Set on heat to bring to a boil while you proceed with the next steps. 2 Remove and discard the stems, seeds, and large veins from the chili pods. Heat a cast iron pan on medium high and lightly roast the chili pods for a couple minutes, until they begin to soften. Do not let them burn. While the chilies are heating, bring a medium pot with 3 cups of water to a boil. 3 Heat a tablespoon or two of olive oil (enough to coat the bottom of the pan) in a large sauté pan on medium high heat. 4 Once the meat has browned, transfer it to the large stockpot of boiling water. 5 Prepare the red sauce by puréeing in a blender the chilies, 2 1/2 cups or so of their soaking liquid, a teaspoon of salt, and 4 cloves of garlic. 6 Add the red chili sauce to the pot with the pork and hominy. Chicken posole verde. The other day I went to the store to buy some collard greens, but the store was sold out.
Chipotle Turkey Pozole, Chipotle Turkey Posole Recipe. Every Thanksgiving, after our grand roast turkey dinner, we fill up a huge stock pot with the turkey carcass and water, and make several quarts of turkey stock for soup.
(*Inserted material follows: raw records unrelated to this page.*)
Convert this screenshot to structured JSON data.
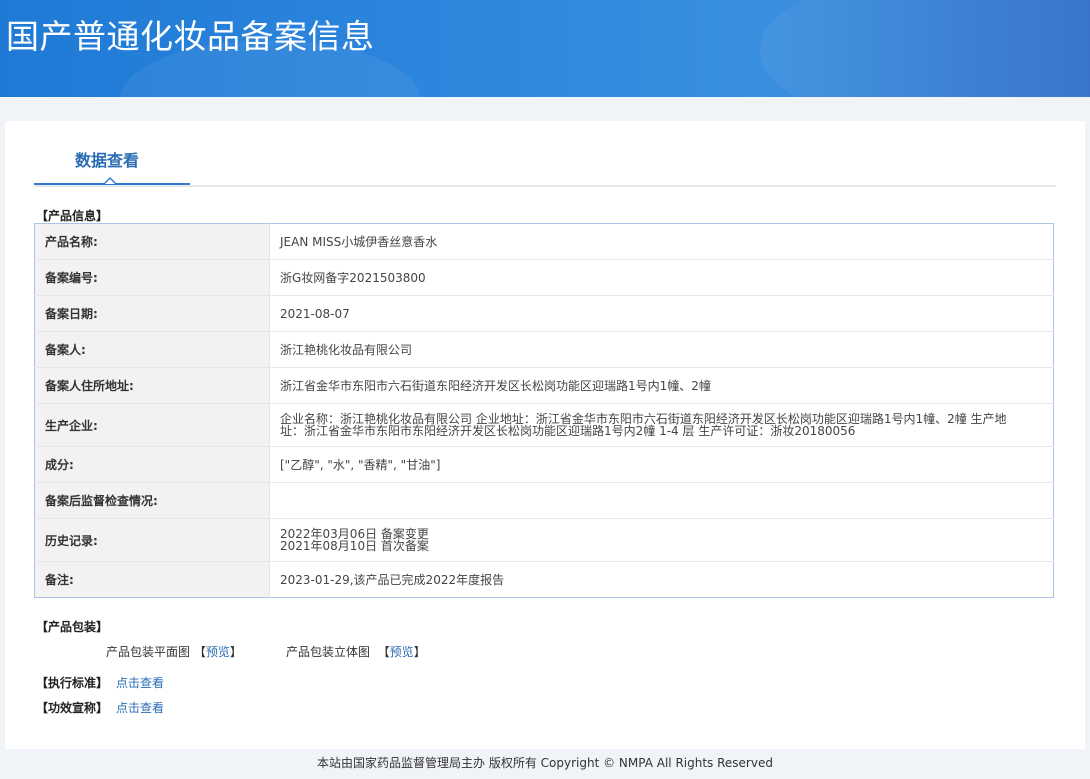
{
  "header": {
    "title": "国产普通化妆品备案信息"
  },
  "tabs": [
    {
      "label": "数据查看"
    }
  ],
  "product_info": {
    "section_title": "【产品信息】",
    "rows": [
      {
        "label": "产品名称:",
        "value": "JEAN MISS小城伊香丝意香水"
      },
      {
        "label": "备案编号:",
        "value": "浙G妆网备字2021503800"
      },
      {
        "label": "备案日期:",
        "value": "2021-08-07"
      },
      {
        "label": "备案人:",
        "value": "浙江艳桃化妆品有限公司"
      },
      {
        "label": "备案人住所地址:",
        "value": "浙江省金华市东阳市六石街道东阳经济开发区长松岗功能区迎瑞路1号内1幢、2幢"
      },
      {
        "label": "生产企业:",
        "value_lines": [
          "企业名称：浙江艳桃化妆品有限公司 企业地址：浙江省金华市东阳市六石街道东阳经济开发区长松岗功能区迎瑞路1号内1幢、2幢 生产地",
          "址：浙江省金华市东阳市东阳经济开发区长松岗功能区迎瑞路1号内2幢 1-4 层 生产许可证：浙妆20180056"
        ]
      },
      {
        "label": "成分:",
        "value": "[\"乙醇\", \"水\", \"香精\", \"甘油\"]"
      },
      {
        "label": "备案后监督检查情况:",
        "value": ""
      },
      {
        "label": "历史记录:",
        "value_lines": [
          "2022年03月06日 备案变更",
          "2021年08月10日 首次备案"
        ]
      },
      {
        "label": "备注:",
        "value": "2023-01-29,该产品已完成2022年度报告"
      }
    ]
  },
  "packaging": {
    "section_title": "【产品包装】",
    "flat_label": "产品包装平面图",
    "flat_link": "预览",
    "solid_label": "产品包装立体图",
    "solid_link": "预览"
  },
  "standard": {
    "label": "【执行标准】",
    "link": "点击查看"
  },
  "efficacy": {
    "label": "【功效宣称】",
    "link": "点击查看"
  },
  "footer": {
    "text": "本站由国家药品监督管理局主办 版权所有 Copyright © NMPA All Rights Reserved"
  }
}
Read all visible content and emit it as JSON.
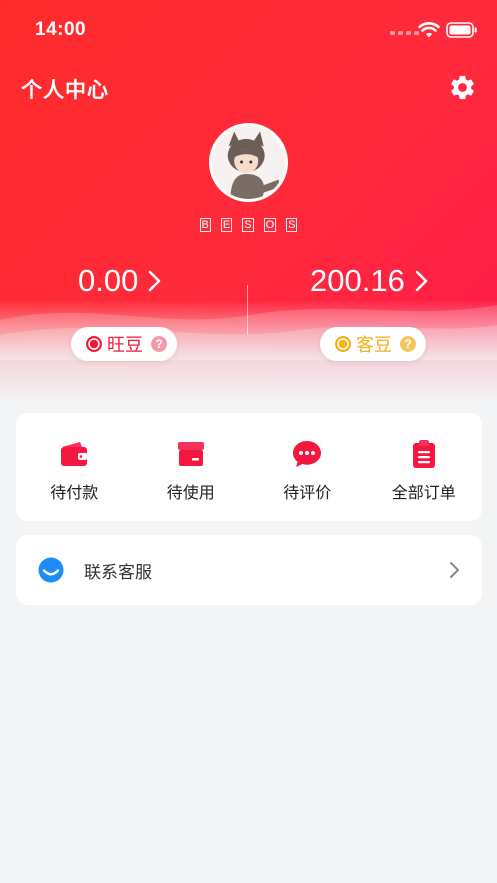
{
  "status_bar": {
    "time": "14:00"
  },
  "header": {
    "title": "个人中心"
  },
  "profile": {
    "username_chars": [
      "B",
      "E",
      "S",
      "O",
      "S"
    ]
  },
  "wallet": {
    "left_value": "0.00",
    "right_value": "200.16",
    "left_label": "旺豆",
    "right_label": "客豆",
    "help_mark": "?"
  },
  "orders": [
    {
      "label": "待付款",
      "icon": "wallet-icon"
    },
    {
      "label": "待使用",
      "icon": "box-icon"
    },
    {
      "label": "待评价",
      "icon": "chat-bubble-icon"
    },
    {
      "label": "全部订单",
      "icon": "clipboard-icon"
    }
  ],
  "service": {
    "label": "联系客服",
    "icon": "smile-icon"
  },
  "colors": {
    "brand": "#ff2b3b",
    "accent_gold": "#f1b21a",
    "service_blue": "#1e8cf5"
  }
}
Usually turkey soup is a pretty standard affair, but if you are looking for a soup that might pack a little more punch, I recommend this pozole. It’s made with turkey stock, leftover turkey, a little tomato, lots of hominy, and seasoned with smokey chipotle chile peppers in adobo. I’ve written about pozole before. It’s hard to resist this soup, essentially “taco night” in a bowl (but not as messy!). Perfect for a crowd, which can be useful if your family is like mine—lots of siblings and friends who like to stick around because they know the food is good. Happy Thanksgiving! P.S. You can prepare the toppings while the soup simmers to save prep time. Ingredients Toppings Method 1 Heat olive oil on medium high heat in a large (12 quart) stockpot. 2 Add the tomatoes and cooked turkey meat to the pot, stirring to combine.